The difficulty of balancing motherhood with work responsibilities isn't always easy. Just to take one example, with recent research showing the benefits of breastfeeding infants, many mothers want to continue that practice beyond maternity leave. Unfortunately for many of them, this can be a challenge.
The Wall Street Journal reports that a public school teacher from Colorado was fired for insisting on her right to pump breast milk at work. She has filed a suit against the district alleging discrimination.
The teacher reportedly works at a charter school in Jefferson County, Colorado, and alleges in her complaint with the Equal Employment Opportunity Commission that the school failed to renew her contract this year because of conflicts over her breast pumping schedule. That despite the fact that she had received consistent workplace reviews over a number of years.
According to her complaint, her pumping schedule caused her to miss class for around 20 minutes several times per week. During that time students were asked to do supervised deskwork. The situation reportedly sparked some controversy among the faculty.
According to the school district, the woman's firing doesn't have anything to do with her breast pumping.
Under federal law, employers are required to provide reasonable break time for an employee to express breast milk for one year after a child's birth. Under Colorado law, employers must attempt to provide a room or other location besides a toilet stall, in which en employee is able to express breast milk privately.
There are many challenges to being a working mother. Struggling to find time and space to provide their newborn with optimal nutrition shouldn't be one of them.

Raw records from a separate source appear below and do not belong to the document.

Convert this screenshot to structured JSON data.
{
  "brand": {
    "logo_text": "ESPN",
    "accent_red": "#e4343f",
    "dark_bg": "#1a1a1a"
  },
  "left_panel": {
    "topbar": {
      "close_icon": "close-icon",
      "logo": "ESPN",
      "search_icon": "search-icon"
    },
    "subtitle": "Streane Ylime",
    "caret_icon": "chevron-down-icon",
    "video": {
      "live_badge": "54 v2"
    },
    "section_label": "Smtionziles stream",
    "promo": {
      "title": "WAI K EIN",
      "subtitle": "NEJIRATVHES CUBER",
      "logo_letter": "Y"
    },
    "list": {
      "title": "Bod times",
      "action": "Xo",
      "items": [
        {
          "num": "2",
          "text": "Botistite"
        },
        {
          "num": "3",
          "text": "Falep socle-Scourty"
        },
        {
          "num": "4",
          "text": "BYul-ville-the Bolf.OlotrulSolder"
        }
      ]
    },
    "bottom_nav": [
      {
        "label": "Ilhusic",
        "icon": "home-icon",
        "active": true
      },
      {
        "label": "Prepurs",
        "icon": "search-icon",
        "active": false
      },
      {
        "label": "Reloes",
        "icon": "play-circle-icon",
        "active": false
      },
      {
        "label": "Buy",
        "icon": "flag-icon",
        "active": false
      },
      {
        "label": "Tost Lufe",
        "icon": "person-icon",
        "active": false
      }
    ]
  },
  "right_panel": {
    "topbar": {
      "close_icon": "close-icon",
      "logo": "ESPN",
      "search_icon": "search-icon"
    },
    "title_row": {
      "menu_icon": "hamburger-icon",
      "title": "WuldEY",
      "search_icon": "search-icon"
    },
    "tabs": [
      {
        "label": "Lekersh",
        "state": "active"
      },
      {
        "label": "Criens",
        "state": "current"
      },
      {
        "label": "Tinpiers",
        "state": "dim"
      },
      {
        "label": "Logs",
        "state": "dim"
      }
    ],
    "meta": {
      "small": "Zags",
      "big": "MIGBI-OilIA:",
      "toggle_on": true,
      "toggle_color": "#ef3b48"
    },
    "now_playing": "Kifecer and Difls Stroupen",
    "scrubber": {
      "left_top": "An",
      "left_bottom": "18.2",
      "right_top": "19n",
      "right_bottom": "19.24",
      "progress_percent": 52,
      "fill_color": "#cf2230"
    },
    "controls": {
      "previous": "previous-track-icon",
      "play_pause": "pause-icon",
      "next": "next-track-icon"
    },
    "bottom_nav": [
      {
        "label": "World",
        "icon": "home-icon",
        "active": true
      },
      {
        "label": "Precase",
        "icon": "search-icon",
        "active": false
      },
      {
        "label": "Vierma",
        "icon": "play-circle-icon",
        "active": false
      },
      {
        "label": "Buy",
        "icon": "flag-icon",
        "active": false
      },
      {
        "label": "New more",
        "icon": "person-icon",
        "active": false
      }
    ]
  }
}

Source: Wall Street Journal, "Breastfeeding Employee Alleges Discrimination," Nathan Koppel, August 16, 2011.